Friday, August 10, 2012

Kelp Mushroom Relish

What to do with Kelp?  Has this question been bothering you too?  If the answer is no, you probably haven't yet made dashi -- the sea stock that is the foundation of many Japanese dishes.  First of all, what is kelp (or kombu in Japanese)?  It is a sturdy seaweed used to make stock.  After 5 years of throwing it in the trash I finally have a solution to this persistent problem -- Kelp and Mushroom relish.    This is another wonderful idea I got out of Washoku cookbook by Elizabeth Andoh.

The recipe calls for enoki mushrooms.  I was able to find them at Miso market in Cambridge, but wouldn't be surprised if Russo's in Watertown carries them too.  This was my first time working with enoki.  If Alberto Giacometti made a sculpture of a mushroom, it would look like enoki -- exceptitonally tall and thin.  But if you don't have enoki on hand, try shiitake mushrooms, sliced paper thin.

The resulting relish is an umami bomb.  It has a fabulous balance between saltiness and sweetness with a pleasant little tang from the vinegar.  We ate it warm over rice and stuffed chilled leftovers into onigiri (rice balls that are the Japanese equivalent to a European sandwich).

A note about ingredients:
If you don't make dashi often, and don't have enough kelp, you can cut the recipe in half, or simply pour boiling water over kombu and let it sit for a few minutes.  Buy real sake in a wine store, not "sake for cooking."

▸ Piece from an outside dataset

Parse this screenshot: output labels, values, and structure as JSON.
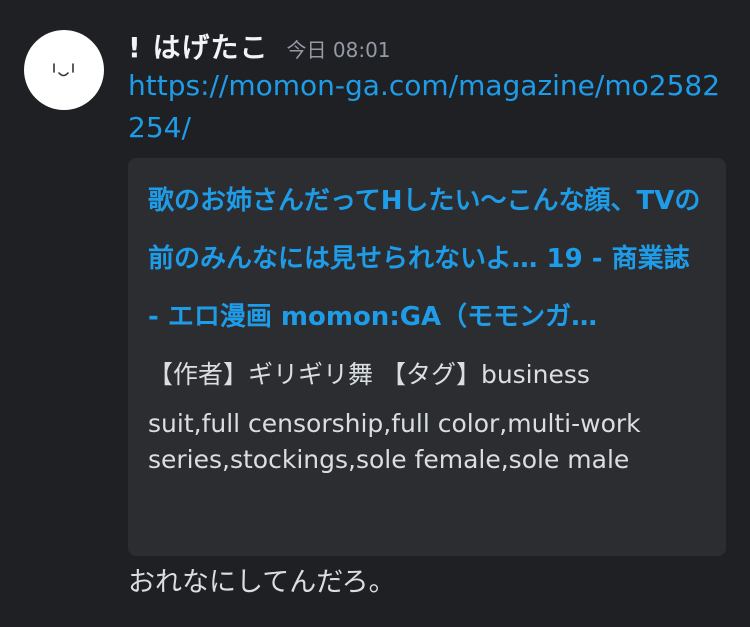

My notes are in [square brackets].

Kelp and Mushroom Relish
pages 110-111
© Elizabeth Andoh

Makes about 1/2 cup

Several pieces kombu, about 50 square inches total, left over from making stock
2 cups cold water
3 tablespoons rice vinegar
1 teaspoon sugar
1 teaspoon sake
3 tablespoons mirin
4-5 tablespoons soy sauce
1 package enoki mushrooms, about 3 ounces, trimmed and cut into 2- to 3-inch lengths

  1. Slice the kombu into narrow strips 1.5 inches long [I made my strips 1/16 inch wide].  In a nonreactive saucepan, bring the water to a rolling boil over high heat and add the vinegar.  The vinegar helps tenderize the kombu and eliminate any questionable bacteria if you are recycling the kombu from a previous use.  
  2. Reduce the heat to maintain a steady, though not vigorous boil and cook the kombu for 4 to 6 minutes.  The water may become murky and develop a green cast.  This is normal.  Test for doneness: pinch a strip or two; they should yield easily.  If they do not, continue cooking for another 2 to 3 minutes.  Drain, rinse in cold water, and drain again. 
  3. Rinse and dry the saucepan and add the sugar, sake, mirin, and soy sauce.  Place over low heat, bring to a simmer, and add the drained kombu.  Simmer for 2 to 3 minutes, and then add the mushrooms.  Cook over fairly low heat for about 3 minutes, stirring frequently.  The liquid will become very foamy as it reduces rapidly; be careful not to let it scorch.
  4. When the kombu looks glazed and the liquid is nearly gone, remove the pan from the heat and let the contents cool to room temperature naturally.  Serve immediately.
  5. Transfer any leftovers to a glass jar, cover the top with plastic wrap, and then screw the lid in place.  Store the relish in the refrigerator for up to 2 weeks.  Each time you take some relish from the jar, reseal it with fresh plastic wrap before replacing the lid.


Kari said...

I make dashi often and never thought to eat the kelp!

Kari said...

I make dashi often and have never thought about eating the kombu! Haven't even tasted it, which is not my usual deal. Do you use any certain type of soy sauce?

Helen said...

Hi Kari,

Any dark Japanese soy sauce will work. I use Tamari brand or kikkoman brand.